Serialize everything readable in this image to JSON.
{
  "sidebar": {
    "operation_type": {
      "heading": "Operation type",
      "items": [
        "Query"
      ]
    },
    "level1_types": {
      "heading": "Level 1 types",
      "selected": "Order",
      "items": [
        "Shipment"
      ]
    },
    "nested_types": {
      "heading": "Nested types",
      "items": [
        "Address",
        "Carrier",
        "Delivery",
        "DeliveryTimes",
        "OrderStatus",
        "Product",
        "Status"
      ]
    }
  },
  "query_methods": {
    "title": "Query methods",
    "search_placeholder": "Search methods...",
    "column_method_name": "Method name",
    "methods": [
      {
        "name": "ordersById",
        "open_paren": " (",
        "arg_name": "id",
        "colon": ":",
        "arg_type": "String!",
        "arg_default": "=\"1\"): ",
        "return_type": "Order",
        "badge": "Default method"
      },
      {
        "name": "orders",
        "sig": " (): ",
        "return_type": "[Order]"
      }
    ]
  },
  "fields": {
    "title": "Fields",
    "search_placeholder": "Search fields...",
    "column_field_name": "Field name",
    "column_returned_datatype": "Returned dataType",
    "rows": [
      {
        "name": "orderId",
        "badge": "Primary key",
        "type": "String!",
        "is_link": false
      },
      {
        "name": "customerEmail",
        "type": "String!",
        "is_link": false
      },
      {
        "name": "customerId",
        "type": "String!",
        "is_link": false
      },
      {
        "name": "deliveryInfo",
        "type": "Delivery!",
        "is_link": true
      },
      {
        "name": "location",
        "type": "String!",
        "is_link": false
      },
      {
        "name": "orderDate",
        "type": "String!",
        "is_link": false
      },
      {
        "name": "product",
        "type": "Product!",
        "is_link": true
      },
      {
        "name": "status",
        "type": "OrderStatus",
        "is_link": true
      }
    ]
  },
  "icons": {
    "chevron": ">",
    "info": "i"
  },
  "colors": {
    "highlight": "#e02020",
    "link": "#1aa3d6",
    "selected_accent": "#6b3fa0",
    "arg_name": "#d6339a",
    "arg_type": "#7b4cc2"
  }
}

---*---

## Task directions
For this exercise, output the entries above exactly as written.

## Task response
Serialize everything readable in this image to JSON.
{
  "sidebar": {
    "operation_type": {
      "heading": "Operation type",
      "items": [
        "Query"
      ]
    },
    "level1_types": {
      "heading": "Level 1 types",
      "selected": "Order",
      "items": [
        "Shipment"
      ]
    },
    "nested_types": {
      "heading": "Nested types",
      "items": [
        "Address",
        "Carrier",
        "Delivery",
        "DeliveryTimes",
        "OrderStatus",
        "Product",
        "Status"
      ]
    }
  },
  "query_methods": {
    "title": "Query methods",
    "search_placeholder": "Search methods...",
    "column_method_name": "Method name",
    "methods": [
      {
        "name": "ordersById",
        "open_paren": " (",
        "arg_name": "id",
        "colon": ":",
        "arg_type": "String!",
        "arg_default": "=\"1\"): ",
        "return_type": "Order",
        "badge": "Default method"
      },
      {
        "name": "orders",
        "sig": " (): ",
        "return_type": "[Order]"
      }
    ]
  },
  "fields": {
    "title": "Fields",
    "search_placeholder": "Search fields...",
    "column_field_name": "Field name",
    "column_returned_datatype": "Returned dataType",
    "rows": [
      {
        "name": "orderId",
        "badge": "Primary key",
        "type": "String!",
        "is_link": false
      },
      {
        "name": "customerEmail",
        "type": "String!",
        "is_link": false
      },
      {
        "name": "customerId",
        "type": "String!",
        "is_link": false
      },
      {
        "name": "deliveryInfo",
        "type": "Delivery!",
        "is_link": true
      },
      {
        "name": "location",
        "type": "String!",
        "is_link": false
      },
      {
        "name": "orderDate",
        "type": "String!",
        "is_link": false
      },
      {
        "name": "product",
        "type": "Product!",
        "is_link": true
      },
      {
        "name": "status",
        "type": "OrderStatus",
        "is_link": true
      }
    ]
  },
  "icons": {
    "chevron": ">",
    "info": "i"
  },
  "colors": {
    "highlight": "#e02020",
    "link": "#1aa3d6",
    "selected_accent": "#6b3fa0",
    "arg_name": "#d6339a",
    "arg_type": "#7b4cc2"
  }
}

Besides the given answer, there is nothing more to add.